  16. Orr, A., D. Cresswell, G. J. Marshall, et al., 2004: A ‘low-level’ explanation for the recent large warming trend over the western Antarctic Peninsula involving blocked winds and changes in zonal circulation. Geophys. Res. Lett., 31, L06204, doi: 10.1029/2003GL019160.CrossRefGoogle Scholar
  17. Orr, A., G. J. Marshall, J. C. R. Hunt, et al., 2008: Characteristics of summer airflow over the Antarctic Peninsula in response to recent strengthening of westerly circumpolar winds. J. Atmos. Sci., 65, 1396–1413, doi: 10.1175/2007JAS2498.1.CrossRefGoogle Scholar
  18. Paulson, C. A., 1970: The mathematical representation of wind speed and temperature profiles in the unstable atmospheric surface layer. J. Appl. Meteor., 9, 857–861, doi: 10.1175/1520-0450(1970)009<0857:TMROWS>2.0.CO;2.CrossRefGoogle Scholar
  19. Pritchard, H. D., R. J. Arthern, D. G. Vaughan, et al., 2009: Extensive dynamic thinning on the margins of the Greenland and Antarctic ice sheets. Nature, 461, 971–975, doi: 10.1038/nature08471.CrossRefGoogle Scholar
  20. Rignot, E., J. L. Bamber, M. R. van den Broeke, et al., 2008: Recent Antarctic ice mass loss from radar interferometry and regional climate modelling. Nature Geoscience, 1, 106–110, doi: 10.1038/ngeo102.CrossRefGoogle Scholar
  21. Scambos, T. A., C. Hulbe, M. Fahnestock, et al., 2000: The link between climate warming and break-up of ice shelves in the Antarctic Peninsula. J. Glaciology, 46, 516–530, doi: 10.3189/172756500781833043.CrossRefGoogle Scholar
  22. Shepherd, A., D. Wingham, T. Payne, et al., 2003: Larsen ice shelf has progressively thinned. Science, 302, 856–859, doi: 10.1126/science.1089768.CrossRefGoogle Scholar
  23. van den Broeke, M., 2005: Strong surface melting preceded collapse of Antarctic Peninsula ice shelf. Geophys. Res. Lett., 32, L12815, doi: 10.1029/2005GL023247.Google Scholar
  24. van Lipzig, N. P. M., G. J. Marshall, A. Orr, et al., 2008: The relationship between the Southern Hemisphere annular mode and Antarctic Peninsula summer temperatures: Analysis of a highresolution model climatology. J. Climate, 21, 1649–1668, doi: 10.1175/2007JCLI1695.1.CrossRefGoogle Scholar
  25. Vaughan, D. G., 2006: Recent trends in melting conditions on the Antarctic Peninsula and their implications for ice-sheet mass balance and sea level. Arct. Antarct. Alp. Res., 38, 147–152, doi: 10.1657/1523-0430(2006)038[0147:RTIMCO]2.0.CO;2.CrossRefGoogle Scholar
  26. Vaughan, D. G., G. J. Marshall, W. M. Connolley, et al., 2003: Recent rapid regional climate warming on the Antarctic Peninsula. Climatic Change, 60, 243–274, doi: 10.1023/A:10260 21217991.CrossRefGoogle Scholar

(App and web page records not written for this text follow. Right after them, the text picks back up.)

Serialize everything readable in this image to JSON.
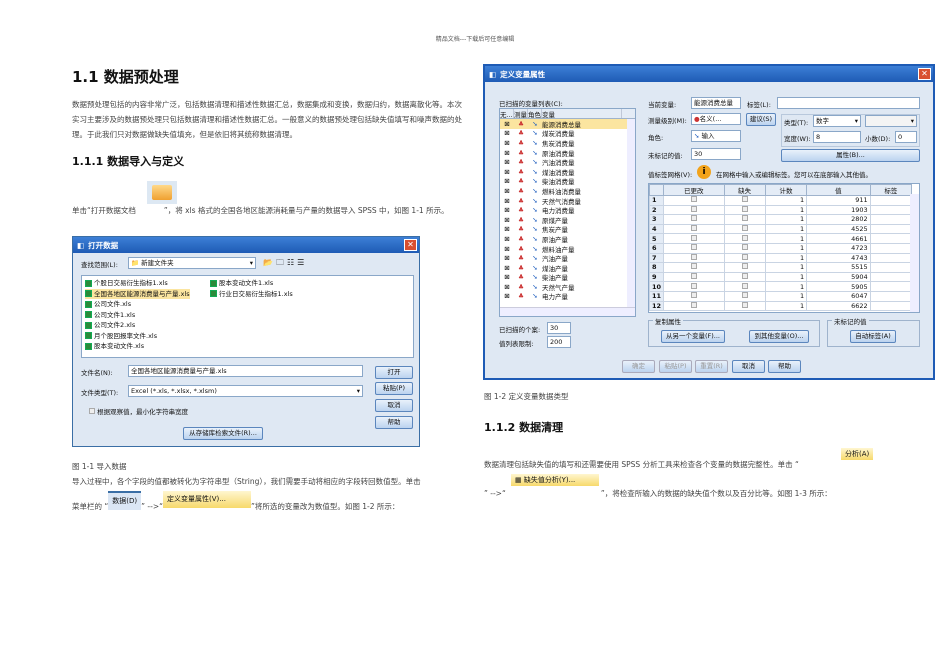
{
  "header": "精品文档---下载后可任意编辑",
  "section_title": "1.1 数据预处理",
  "intro": "数据预处理包括的内容非常广泛，包括数据清理和描述性数据汇总，数据集成和变换，数据归约，数据离散化等。本次实习主要涉及的数据预处理只包括数据清理和描述性数据汇总。一般意义的数据预处理包括缺失值填写和噪声数据的处理。于此我们只对数据做缺失值填充，但是依旧将其统称数据清理。",
  "sub1_title": "1.1.1 数据导入与定义",
  "sub1_p1a": "单击“打开数据文档",
  "sub1_p1b": "”，将 xls 格式的全国各地区能源消耗量与产量的数据导入 SPSS 中，如图 1-1 所示。",
  "open_dialog": {
    "title": "打开数据",
    "lookin_label": "查找范围(L):",
    "lookin_value": "新建文件夹",
    "files_col1": [
      "个股日交易衍生指标1.xls",
      "全国各地区能源消费量与产量.xls",
      "公司文件.xls",
      "公司文件1.xls",
      "公司文件2.xls",
      "月个股回报率文件.xls",
      "股本变动文件.xls"
    ],
    "files_col2": [
      "股本变动文件1.xls",
      "行业日交易衍生指标1.xls"
    ],
    "filename_label": "文件名(N):",
    "filename_value": "全国各地区能源消费量与产量.xls",
    "filetype_label": "文件类型(T):",
    "filetype_value": "Excel (*.xls, *.xlsx, *.xlsm)",
    "minimize_checkbox": "根据观察值，最小化字符串宽度",
    "open_btn": "打开",
    "paste_btn": "粘贴(P)",
    "cancel_btn": "取消",
    "help_btn": "帮助",
    "repo_btn": "从存储库检索文件(R)..."
  },
  "fig1_caption": "图 1-1 导入数据",
  "p2": "导入过程中，各个字段的值都被转化为字符串型（String），我们需要手动将相应的字段转回数值型。单击",
  "p3a": "菜单栏的 “",
  "menu_data": "数据(D)",
  "p3b": "” -->“",
  "menu_define": "定义变量属性(V)...",
  "p3c": "”将所选的变量改为数值型。如图 1-2 所示：",
  "var_dialog": {
    "title": "定义变量属性",
    "scanned_list_label": "已扫描的变量列表(C):",
    "list_headers": [
      "无...",
      "测量",
      "角色",
      "变量"
    ],
    "variables": [
      "能源消费总量",
      "煤炭消费量",
      "焦炭消费量",
      "原油消费量",
      "汽油消费量",
      "煤油消费量",
      "柴油消费量",
      "燃料油消费量",
      "天然气消费量",
      "电力消费量",
      "原煤产量",
      "焦炭产量",
      "原油产量",
      "燃料油产量",
      "汽油产量",
      "煤油产量",
      "柴油产量",
      "天然气产量",
      "电力产量"
    ],
    "scanned_cases_label": "已扫描的个案:",
    "scanned_cases": "30",
    "value_limit_label": "值列表限制:",
    "value_limit": "200",
    "current_var_label": "当前变量:",
    "current_var": "能源消费总量",
    "label_label": "标签(L):",
    "measure_label": "测量级别(M):",
    "measure_value": "名义(...",
    "suggest_btn": "建议(S)",
    "type_label": "类型(T):",
    "type_value": "数字",
    "role_label": "角色:",
    "role_value": "输入",
    "width_label": "宽度(W):",
    "width_value": "8",
    "decimals_label": "小数(D):",
    "decimals_value": "0",
    "unlabeled_label": "未标记的值:",
    "unlabeled_value": "30",
    "attributes_btn": "属性(B)...",
    "grid_label": "值标签网格(V):",
    "grid_hint": "在网格中输入或编辑标签。您可以在底部输入其他值。",
    "grid_headers": [
      "已更改",
      "缺失",
      "计数",
      "值",
      "标签"
    ],
    "grid_rows": [
      [
        "1",
        "1",
        "911"
      ],
      [
        "2",
        "1",
        "1903"
      ],
      [
        "3",
        "1",
        "2802"
      ],
      [
        "4",
        "1",
        "4525"
      ],
      [
        "5",
        "1",
        "4661"
      ],
      [
        "6",
        "1",
        "4723"
      ],
      [
        "7",
        "1",
        "4743"
      ],
      [
        "8",
        "1",
        "5515"
      ],
      [
        "9",
        "1",
        "5904"
      ],
      [
        "10",
        "1",
        "5905"
      ],
      [
        "11",
        "1",
        "6047"
      ],
      [
        "12",
        "1",
        "6622"
      ]
    ],
    "copy_group": "复制属性",
    "from_var_btn": "从另一个变量(F)...",
    "to_var_btn": "到其他变量(O)...",
    "unlabeled_group": "未标记的值",
    "auto_label_btn": "自动标签(A)",
    "ok_btn": "确定",
    "paste_btn": "粘贴(P)",
    "reset_btn": "重置(R)",
    "cancel_btn": "取消",
    "help_btn": "帮助"
  },
  "fig2_caption": "图 1-2 定义变量数据类型",
  "sub2_title": "1.1.2 数据清理",
  "p4": "数据清理包括缺失值的填写和还需要使用 SPSS 分析工具来检查各个变量的数据完整性。单击 “",
  "menu_analyze": "分析(A)",
  "p5a": "” -->“",
  "menu_missing": "缺失值分析(Y)...",
  "p5b": "”，将检查所输入的数据的缺失值个数以及百分比等。如图 1-3 所示："
}
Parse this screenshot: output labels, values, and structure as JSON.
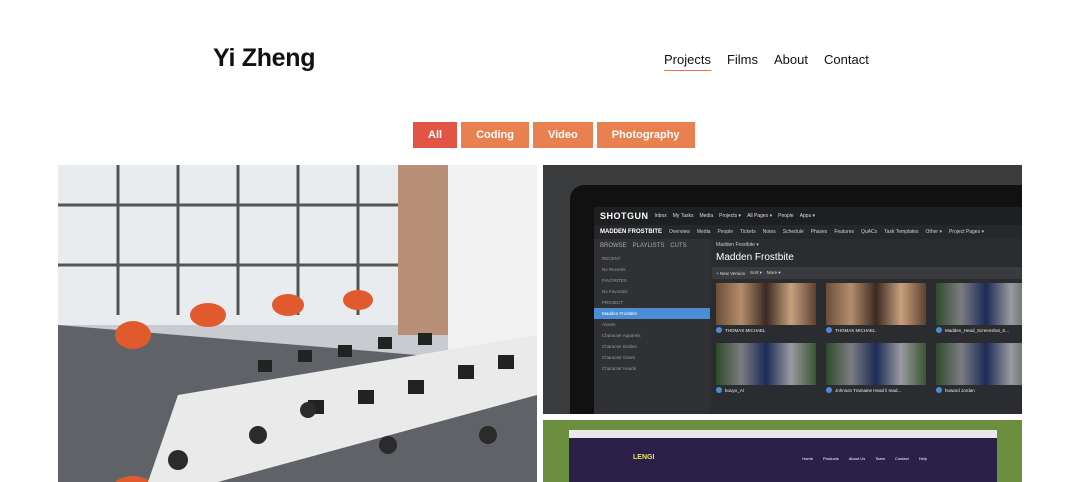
{
  "site": {
    "title": "Yi Zheng"
  },
  "nav": [
    {
      "label": "Projects",
      "active": true
    },
    {
      "label": "Films",
      "active": false
    },
    {
      "label": "About",
      "active": false
    },
    {
      "label": "Contact",
      "active": false
    }
  ],
  "filters": [
    {
      "label": "All",
      "active": true
    },
    {
      "label": "Coding",
      "active": false
    },
    {
      "label": "Video",
      "active": false
    },
    {
      "label": "Photography",
      "active": false
    }
  ],
  "colors": {
    "accent": "#e8814f",
    "accent_active": "#e25545",
    "underline": "#e8734a"
  },
  "shotgun": {
    "logo": "SHOTGUN",
    "top_menu": [
      "Inbox",
      "My Tasks",
      "Media",
      "Projects ▾",
      "All Pages ▾",
      "People",
      "Apps ▾"
    ],
    "project": "MADDEN FROSTBITE",
    "project_tabs": [
      "Overview",
      "Media",
      "People",
      "Tickets",
      "Notes",
      "Schedule",
      "Phases",
      "Features",
      "QuACs",
      "Task Templates",
      "Other ▾",
      "Project Pages ▾"
    ],
    "side_tabs": [
      "BROWSE",
      "PLAYLISTS",
      "CUTS"
    ],
    "side_rows": [
      "RECENT",
      "No Recents",
      "FAVORITES",
      "No Favorites",
      "PROJECT",
      "Madden Frostbite",
      "Assets",
      "Character Apparels",
      "Character Bodies",
      "Character Gears",
      "Character Heads"
    ],
    "breadcrumb": "Madden Frostbite ▾",
    "heading": "Madden Frostbite",
    "toolbar": [
      "+ New Version",
      "Sort ▾",
      "More ▾"
    ],
    "thumbs": [
      "THOMAS MICHAEL",
      "THOMAS MICHAEL",
      "Madden_Head_Screenshot_S...",
      "bouyo_Al",
      "Johnson Tramaine Head li read...",
      "howard Jordan"
    ]
  },
  "web": {
    "logo": "LENGI",
    "nav": [
      "Home",
      "Products",
      "About Us",
      "Team",
      "Contact",
      "Help"
    ]
  }
}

Copyright information

© The Chinese Meteorological Society and Springer-Verlag GmbH Germany, part of Springer Nature 2018

Authors and Affiliations

  1. 1.Applied Science and Technology ProgramNorth Carolina A & T State UniversityGreensboroUSA
  2. 2.Department of PhysicsNorth Carolina A & T State UniversityGreensboroUSA

Personalised recommendations